EXERCISE INPUT:
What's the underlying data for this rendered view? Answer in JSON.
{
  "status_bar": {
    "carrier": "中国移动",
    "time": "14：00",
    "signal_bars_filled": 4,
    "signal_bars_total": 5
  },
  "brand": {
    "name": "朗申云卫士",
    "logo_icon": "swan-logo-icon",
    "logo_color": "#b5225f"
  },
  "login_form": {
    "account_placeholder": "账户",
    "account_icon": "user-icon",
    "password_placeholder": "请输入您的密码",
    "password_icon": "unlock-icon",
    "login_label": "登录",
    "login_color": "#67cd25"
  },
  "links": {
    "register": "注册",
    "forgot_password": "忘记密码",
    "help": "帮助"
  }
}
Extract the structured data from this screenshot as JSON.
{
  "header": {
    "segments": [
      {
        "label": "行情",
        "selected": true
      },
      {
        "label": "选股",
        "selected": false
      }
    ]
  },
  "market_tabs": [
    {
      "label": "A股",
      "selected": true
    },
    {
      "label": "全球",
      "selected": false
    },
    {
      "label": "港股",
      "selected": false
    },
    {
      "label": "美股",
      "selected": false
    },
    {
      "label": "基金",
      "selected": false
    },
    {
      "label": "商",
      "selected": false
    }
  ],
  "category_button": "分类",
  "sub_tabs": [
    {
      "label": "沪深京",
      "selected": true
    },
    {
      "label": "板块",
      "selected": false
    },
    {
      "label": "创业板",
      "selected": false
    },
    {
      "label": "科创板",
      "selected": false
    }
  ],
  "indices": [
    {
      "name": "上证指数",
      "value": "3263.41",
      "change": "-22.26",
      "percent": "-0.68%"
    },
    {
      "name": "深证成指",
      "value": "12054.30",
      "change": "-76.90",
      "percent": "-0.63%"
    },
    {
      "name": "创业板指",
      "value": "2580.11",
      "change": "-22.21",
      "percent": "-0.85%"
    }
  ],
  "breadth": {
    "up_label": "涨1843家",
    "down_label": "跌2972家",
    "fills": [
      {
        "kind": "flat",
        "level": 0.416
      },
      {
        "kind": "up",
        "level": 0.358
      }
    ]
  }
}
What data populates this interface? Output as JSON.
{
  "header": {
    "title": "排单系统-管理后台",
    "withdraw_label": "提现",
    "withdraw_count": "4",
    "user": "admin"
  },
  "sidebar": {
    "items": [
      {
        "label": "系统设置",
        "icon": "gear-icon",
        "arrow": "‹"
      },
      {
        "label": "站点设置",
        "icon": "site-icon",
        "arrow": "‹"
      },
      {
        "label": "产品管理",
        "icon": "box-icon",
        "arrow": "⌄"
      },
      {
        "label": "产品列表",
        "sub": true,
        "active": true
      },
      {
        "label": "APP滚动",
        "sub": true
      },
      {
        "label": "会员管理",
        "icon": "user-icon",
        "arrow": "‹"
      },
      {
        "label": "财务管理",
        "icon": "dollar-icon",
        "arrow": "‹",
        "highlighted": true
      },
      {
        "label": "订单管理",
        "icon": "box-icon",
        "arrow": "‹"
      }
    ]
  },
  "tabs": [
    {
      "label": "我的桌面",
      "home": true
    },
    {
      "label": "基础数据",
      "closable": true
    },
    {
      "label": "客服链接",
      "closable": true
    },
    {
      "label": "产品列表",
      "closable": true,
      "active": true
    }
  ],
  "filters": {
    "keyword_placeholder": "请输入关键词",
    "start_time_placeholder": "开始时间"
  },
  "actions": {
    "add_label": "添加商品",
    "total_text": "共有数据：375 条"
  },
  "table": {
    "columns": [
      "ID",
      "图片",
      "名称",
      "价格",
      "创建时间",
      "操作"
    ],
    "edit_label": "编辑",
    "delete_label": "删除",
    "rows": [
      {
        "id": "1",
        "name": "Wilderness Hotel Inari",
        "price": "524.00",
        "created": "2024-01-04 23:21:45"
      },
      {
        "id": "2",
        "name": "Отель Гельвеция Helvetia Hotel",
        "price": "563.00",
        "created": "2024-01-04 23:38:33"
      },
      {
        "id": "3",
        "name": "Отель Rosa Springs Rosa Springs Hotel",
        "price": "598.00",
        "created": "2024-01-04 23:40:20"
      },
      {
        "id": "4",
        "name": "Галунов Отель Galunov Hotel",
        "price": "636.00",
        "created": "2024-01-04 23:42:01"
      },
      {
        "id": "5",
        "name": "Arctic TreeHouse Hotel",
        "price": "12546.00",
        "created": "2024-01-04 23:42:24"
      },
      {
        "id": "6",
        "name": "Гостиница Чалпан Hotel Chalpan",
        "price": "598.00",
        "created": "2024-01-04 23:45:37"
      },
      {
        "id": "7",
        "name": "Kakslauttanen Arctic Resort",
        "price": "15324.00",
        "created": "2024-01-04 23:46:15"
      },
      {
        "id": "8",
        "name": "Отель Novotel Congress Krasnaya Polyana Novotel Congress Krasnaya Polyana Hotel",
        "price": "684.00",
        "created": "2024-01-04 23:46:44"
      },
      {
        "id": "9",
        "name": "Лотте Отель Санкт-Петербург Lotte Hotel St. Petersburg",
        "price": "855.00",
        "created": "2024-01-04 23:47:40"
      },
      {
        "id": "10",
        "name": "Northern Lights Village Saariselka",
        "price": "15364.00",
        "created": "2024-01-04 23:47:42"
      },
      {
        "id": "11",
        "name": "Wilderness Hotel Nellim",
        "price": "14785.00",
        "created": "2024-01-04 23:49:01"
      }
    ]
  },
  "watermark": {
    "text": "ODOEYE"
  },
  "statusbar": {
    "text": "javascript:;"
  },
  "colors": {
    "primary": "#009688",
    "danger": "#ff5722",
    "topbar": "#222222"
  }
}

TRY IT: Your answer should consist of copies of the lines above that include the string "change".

ANSWER TO THE PROBLEM:
      "change": "-22.26",
      "change": "-76.90",
      "change": "-22.21",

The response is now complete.